> **Exercise description**: Using the records that follow, copy every line containing the word "have".

--- Extracted data Enclosed Below ---

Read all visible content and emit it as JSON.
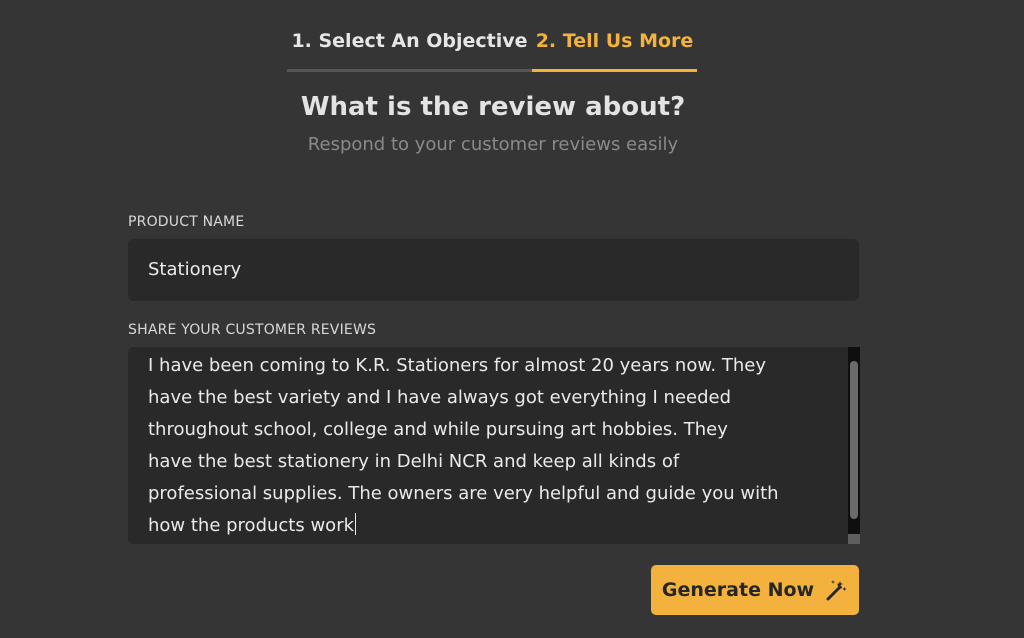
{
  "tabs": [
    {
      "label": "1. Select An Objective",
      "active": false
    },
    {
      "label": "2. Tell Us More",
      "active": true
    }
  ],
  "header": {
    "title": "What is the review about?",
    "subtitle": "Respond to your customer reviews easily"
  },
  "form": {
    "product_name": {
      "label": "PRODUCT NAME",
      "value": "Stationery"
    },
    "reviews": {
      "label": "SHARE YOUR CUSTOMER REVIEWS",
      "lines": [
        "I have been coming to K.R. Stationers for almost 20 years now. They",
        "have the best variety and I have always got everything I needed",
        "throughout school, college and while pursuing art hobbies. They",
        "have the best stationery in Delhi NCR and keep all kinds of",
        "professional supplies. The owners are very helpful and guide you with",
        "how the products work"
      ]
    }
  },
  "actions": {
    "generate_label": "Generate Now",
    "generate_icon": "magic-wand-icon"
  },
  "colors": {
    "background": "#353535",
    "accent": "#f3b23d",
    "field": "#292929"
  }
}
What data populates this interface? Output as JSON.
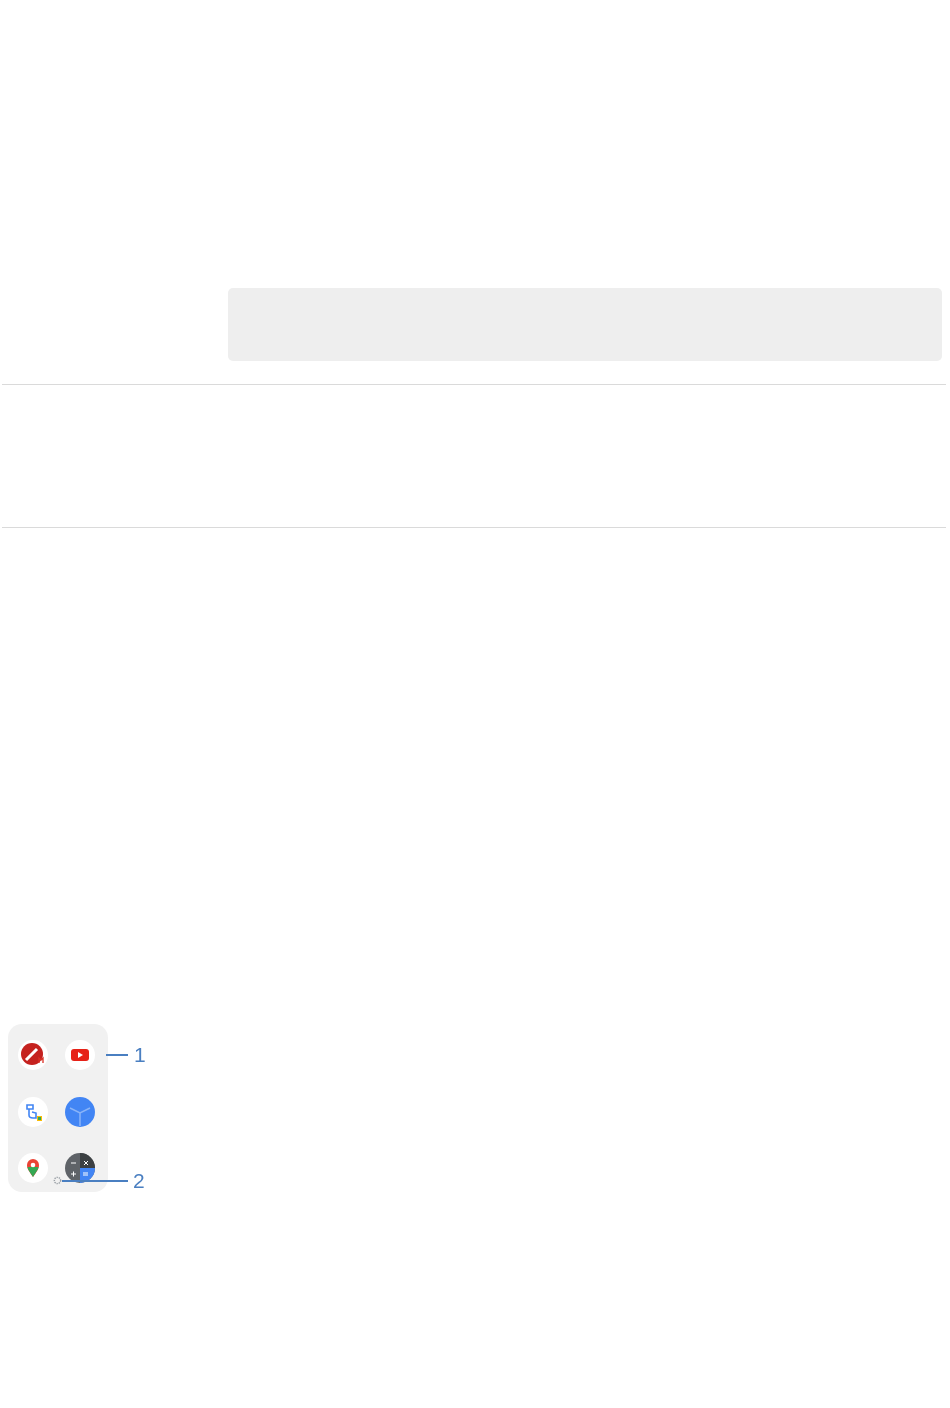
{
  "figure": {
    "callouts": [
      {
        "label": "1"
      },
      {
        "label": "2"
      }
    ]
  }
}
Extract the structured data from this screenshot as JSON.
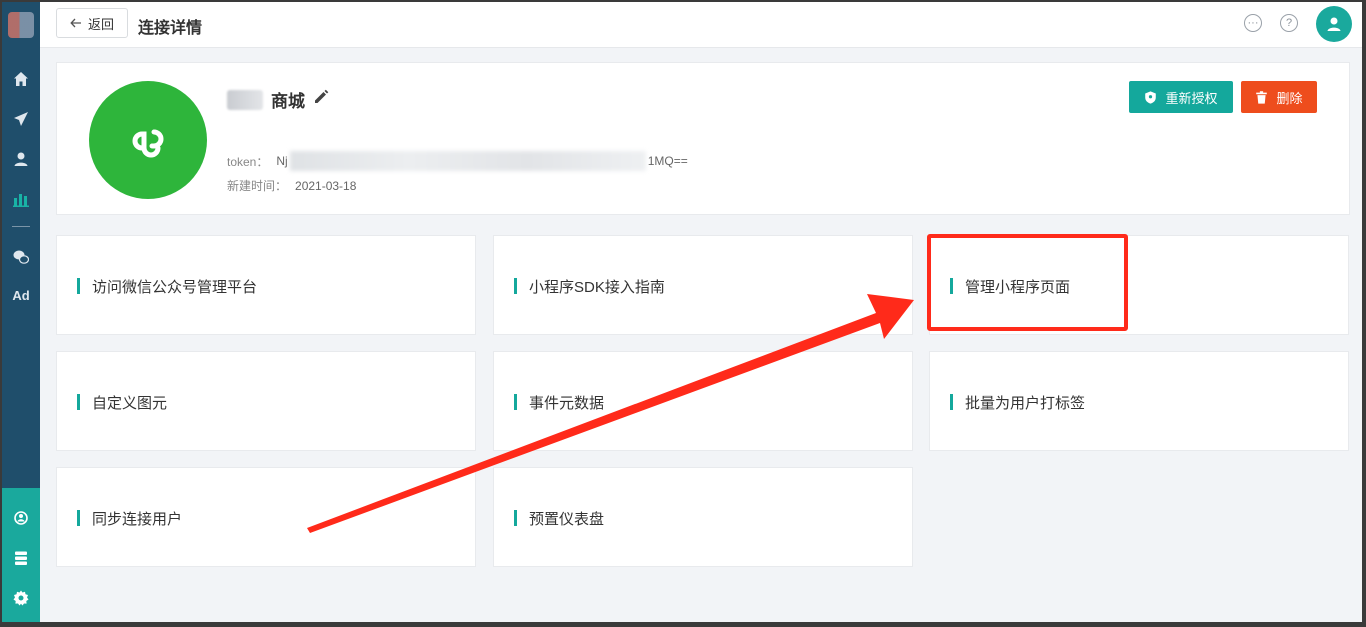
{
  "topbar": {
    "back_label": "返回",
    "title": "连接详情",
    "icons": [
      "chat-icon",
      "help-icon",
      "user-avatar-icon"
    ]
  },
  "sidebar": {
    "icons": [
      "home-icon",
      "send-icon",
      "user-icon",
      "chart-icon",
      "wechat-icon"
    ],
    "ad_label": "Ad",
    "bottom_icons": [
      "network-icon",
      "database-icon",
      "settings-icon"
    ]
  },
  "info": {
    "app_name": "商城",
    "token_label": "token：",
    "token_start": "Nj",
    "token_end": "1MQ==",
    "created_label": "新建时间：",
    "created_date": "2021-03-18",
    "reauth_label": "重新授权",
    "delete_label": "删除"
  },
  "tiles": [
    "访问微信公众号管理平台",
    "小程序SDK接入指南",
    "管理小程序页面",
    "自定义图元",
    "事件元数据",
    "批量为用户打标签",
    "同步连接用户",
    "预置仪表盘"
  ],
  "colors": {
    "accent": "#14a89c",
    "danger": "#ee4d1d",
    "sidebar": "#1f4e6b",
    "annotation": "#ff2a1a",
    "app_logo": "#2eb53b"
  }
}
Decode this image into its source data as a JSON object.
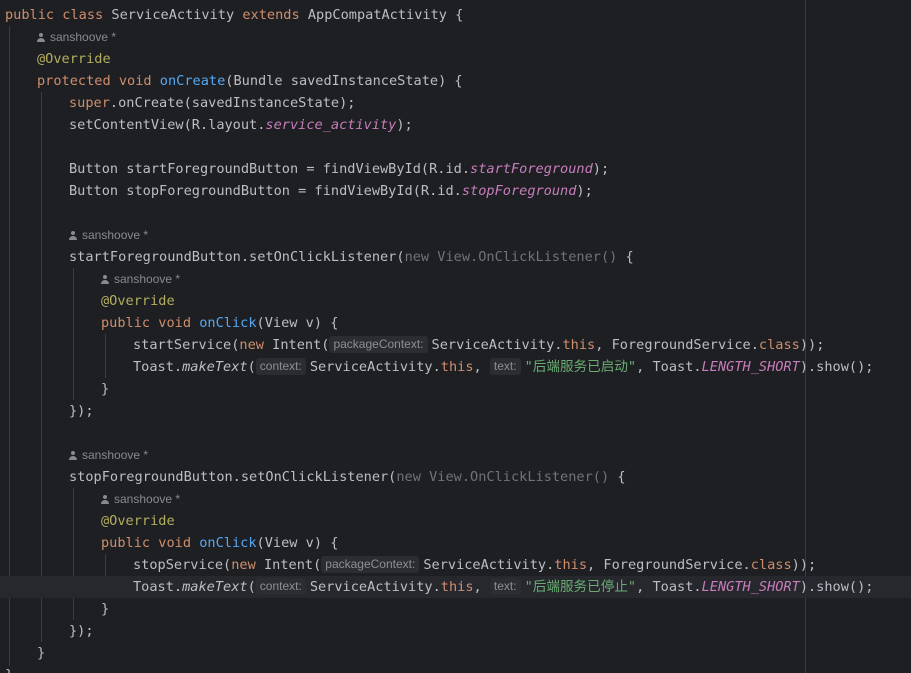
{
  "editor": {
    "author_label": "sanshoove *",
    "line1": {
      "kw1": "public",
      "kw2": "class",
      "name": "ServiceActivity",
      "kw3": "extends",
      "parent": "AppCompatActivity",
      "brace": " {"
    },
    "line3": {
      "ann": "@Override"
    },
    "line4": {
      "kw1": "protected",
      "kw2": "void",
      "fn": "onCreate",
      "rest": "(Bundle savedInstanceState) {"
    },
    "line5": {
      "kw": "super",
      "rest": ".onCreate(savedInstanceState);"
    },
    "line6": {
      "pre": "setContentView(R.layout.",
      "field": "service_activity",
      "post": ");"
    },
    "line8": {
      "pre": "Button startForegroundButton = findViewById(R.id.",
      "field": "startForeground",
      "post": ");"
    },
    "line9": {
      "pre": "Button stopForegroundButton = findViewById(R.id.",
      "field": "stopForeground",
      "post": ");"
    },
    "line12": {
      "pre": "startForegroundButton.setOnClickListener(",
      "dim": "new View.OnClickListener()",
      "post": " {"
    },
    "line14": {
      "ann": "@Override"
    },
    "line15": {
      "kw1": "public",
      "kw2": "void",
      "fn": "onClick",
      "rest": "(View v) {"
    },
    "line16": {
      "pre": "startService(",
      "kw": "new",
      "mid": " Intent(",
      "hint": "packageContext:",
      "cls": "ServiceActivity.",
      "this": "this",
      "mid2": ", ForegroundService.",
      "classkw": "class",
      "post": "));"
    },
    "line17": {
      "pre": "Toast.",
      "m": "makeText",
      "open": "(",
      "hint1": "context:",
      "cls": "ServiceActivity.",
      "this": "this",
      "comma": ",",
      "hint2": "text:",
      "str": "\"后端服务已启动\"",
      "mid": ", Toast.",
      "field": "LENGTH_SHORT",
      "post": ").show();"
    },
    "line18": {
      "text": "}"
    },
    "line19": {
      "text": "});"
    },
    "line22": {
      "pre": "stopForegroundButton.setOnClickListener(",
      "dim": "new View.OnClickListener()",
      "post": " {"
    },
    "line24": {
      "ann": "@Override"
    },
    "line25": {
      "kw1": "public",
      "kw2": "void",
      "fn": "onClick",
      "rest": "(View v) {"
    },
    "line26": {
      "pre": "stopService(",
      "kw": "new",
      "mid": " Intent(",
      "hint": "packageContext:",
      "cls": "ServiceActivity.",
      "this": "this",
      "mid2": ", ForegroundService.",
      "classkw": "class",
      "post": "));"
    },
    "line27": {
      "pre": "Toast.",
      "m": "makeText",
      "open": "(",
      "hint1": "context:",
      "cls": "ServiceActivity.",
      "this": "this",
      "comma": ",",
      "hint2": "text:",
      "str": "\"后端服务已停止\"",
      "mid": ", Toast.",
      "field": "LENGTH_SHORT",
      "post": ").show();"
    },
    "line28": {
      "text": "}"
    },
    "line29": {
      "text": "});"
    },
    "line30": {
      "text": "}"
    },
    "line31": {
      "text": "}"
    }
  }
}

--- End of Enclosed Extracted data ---

> **Reply to the task**:
        "I have been coming to K.R. Stationers for almost 20 years now. They",
        "have the best variety and I have always got everything I needed",
        "have the best stationery in Delhi NCR and keep all kinds of",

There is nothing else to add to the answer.